Data about app and page elements
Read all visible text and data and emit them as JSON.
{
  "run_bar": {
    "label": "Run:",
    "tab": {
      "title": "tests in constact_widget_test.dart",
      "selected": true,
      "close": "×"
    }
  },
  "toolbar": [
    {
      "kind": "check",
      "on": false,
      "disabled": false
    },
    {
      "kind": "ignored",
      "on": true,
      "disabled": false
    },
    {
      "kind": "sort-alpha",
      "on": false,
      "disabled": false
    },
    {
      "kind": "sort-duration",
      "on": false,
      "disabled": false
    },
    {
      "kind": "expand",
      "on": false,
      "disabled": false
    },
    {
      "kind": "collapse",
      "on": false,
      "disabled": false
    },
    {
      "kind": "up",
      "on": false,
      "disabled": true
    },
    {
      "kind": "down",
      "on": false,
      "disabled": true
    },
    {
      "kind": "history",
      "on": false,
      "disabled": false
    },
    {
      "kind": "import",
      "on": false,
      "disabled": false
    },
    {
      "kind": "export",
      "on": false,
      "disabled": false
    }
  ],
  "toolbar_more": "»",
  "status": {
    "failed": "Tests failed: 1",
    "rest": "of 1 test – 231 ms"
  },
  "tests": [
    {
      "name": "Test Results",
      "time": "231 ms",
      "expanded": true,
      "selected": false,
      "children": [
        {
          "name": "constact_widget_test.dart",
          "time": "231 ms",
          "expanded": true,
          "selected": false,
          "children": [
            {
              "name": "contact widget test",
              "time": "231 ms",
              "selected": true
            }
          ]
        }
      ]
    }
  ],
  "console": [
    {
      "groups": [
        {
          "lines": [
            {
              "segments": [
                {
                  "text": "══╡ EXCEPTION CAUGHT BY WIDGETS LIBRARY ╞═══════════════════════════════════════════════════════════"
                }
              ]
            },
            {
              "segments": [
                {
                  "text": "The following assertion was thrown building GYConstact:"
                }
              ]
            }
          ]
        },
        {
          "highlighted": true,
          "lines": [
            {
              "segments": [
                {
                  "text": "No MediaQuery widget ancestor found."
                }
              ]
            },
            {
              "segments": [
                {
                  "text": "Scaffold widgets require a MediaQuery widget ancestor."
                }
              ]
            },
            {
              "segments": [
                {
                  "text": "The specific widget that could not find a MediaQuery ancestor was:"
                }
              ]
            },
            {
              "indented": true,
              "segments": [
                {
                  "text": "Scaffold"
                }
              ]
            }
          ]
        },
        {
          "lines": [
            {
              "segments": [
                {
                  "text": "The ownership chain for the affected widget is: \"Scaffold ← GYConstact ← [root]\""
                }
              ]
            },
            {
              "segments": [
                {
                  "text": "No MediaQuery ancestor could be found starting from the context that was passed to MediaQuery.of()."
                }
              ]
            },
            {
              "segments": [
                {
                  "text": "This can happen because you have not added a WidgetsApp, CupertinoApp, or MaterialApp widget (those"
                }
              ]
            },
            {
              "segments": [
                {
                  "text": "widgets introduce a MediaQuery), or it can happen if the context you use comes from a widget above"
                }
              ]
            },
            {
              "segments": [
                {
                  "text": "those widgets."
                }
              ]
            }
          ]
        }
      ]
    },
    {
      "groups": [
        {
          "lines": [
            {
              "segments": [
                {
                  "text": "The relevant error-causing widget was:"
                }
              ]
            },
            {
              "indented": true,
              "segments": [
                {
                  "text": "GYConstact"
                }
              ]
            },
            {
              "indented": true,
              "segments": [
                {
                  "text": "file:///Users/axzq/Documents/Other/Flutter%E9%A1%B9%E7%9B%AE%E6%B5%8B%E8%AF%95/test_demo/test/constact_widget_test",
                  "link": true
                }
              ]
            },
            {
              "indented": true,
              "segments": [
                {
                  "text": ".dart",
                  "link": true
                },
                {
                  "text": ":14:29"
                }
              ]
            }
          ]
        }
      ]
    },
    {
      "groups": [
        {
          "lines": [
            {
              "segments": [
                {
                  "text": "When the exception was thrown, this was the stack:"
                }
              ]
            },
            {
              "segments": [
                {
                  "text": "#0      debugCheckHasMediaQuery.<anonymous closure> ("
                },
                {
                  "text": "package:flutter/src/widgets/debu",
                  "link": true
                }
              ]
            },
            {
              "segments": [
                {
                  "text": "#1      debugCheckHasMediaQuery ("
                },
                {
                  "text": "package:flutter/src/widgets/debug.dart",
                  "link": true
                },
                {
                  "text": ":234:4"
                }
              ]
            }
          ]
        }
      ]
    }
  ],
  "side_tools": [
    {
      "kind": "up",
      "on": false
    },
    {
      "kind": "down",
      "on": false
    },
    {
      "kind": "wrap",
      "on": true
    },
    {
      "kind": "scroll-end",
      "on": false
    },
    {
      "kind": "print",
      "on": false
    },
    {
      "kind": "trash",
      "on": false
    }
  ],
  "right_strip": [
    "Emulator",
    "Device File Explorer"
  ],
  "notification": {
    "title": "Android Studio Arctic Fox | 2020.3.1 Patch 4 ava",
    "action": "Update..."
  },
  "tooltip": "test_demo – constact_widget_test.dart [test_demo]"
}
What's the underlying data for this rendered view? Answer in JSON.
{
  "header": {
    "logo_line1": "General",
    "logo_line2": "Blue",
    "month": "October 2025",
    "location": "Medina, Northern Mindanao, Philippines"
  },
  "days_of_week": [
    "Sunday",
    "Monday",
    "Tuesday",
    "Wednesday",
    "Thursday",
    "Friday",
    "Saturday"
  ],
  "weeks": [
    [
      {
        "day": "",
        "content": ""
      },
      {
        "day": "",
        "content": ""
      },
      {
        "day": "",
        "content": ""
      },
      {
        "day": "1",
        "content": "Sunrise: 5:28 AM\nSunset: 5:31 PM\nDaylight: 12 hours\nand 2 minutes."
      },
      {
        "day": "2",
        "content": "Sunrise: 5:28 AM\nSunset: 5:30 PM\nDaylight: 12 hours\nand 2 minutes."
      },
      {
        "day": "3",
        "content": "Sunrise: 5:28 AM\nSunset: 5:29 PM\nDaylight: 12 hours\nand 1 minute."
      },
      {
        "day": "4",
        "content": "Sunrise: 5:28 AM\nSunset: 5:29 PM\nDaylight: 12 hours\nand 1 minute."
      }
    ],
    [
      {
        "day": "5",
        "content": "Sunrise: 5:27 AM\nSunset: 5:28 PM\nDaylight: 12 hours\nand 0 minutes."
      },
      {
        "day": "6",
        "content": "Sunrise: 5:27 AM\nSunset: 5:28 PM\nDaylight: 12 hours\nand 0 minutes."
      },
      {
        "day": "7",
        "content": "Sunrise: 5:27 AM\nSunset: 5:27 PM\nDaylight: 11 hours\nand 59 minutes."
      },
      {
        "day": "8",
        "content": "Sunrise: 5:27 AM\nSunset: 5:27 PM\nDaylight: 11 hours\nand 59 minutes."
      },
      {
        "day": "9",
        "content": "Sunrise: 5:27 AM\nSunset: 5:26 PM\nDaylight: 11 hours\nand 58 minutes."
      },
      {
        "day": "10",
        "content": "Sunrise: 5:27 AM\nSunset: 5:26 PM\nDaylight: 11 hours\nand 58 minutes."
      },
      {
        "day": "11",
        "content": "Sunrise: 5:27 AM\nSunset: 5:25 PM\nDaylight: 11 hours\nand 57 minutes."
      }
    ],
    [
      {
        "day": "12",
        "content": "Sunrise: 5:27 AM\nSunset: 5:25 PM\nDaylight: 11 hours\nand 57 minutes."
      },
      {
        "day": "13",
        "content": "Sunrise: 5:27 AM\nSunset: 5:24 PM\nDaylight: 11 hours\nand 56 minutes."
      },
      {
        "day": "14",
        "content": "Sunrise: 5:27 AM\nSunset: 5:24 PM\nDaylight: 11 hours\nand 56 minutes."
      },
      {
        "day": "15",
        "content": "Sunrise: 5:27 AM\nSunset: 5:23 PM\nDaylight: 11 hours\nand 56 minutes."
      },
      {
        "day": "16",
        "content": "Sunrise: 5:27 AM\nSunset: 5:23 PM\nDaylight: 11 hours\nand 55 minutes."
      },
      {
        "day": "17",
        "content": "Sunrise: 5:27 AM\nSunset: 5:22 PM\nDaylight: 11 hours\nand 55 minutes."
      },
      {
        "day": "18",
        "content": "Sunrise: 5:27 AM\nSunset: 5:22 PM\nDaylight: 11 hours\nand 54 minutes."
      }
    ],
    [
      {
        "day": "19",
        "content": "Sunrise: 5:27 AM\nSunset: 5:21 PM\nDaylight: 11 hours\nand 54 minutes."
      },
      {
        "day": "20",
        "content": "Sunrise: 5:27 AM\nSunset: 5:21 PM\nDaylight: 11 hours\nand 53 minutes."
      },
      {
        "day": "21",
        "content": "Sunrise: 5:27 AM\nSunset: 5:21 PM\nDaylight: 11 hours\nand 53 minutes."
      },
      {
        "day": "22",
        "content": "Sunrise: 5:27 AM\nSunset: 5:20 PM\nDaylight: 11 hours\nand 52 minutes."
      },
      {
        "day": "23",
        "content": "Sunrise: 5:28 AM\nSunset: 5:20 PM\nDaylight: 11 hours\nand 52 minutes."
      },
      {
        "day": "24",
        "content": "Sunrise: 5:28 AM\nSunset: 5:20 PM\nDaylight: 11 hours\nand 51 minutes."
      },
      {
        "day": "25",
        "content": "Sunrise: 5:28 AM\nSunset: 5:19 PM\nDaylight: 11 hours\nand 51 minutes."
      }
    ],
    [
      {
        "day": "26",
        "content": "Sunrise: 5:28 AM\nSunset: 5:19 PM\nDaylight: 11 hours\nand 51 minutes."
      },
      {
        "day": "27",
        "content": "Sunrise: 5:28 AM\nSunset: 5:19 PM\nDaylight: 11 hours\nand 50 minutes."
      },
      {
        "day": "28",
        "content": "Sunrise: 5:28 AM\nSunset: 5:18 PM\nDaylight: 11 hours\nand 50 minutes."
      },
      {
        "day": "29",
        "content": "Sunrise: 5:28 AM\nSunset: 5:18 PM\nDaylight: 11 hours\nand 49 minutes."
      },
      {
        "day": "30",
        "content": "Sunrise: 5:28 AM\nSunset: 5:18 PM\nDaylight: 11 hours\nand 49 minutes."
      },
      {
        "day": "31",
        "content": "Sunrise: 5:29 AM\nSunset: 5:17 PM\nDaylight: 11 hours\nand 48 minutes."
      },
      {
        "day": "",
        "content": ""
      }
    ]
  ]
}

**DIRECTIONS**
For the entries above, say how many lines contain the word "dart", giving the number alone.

**RESPONSE**
5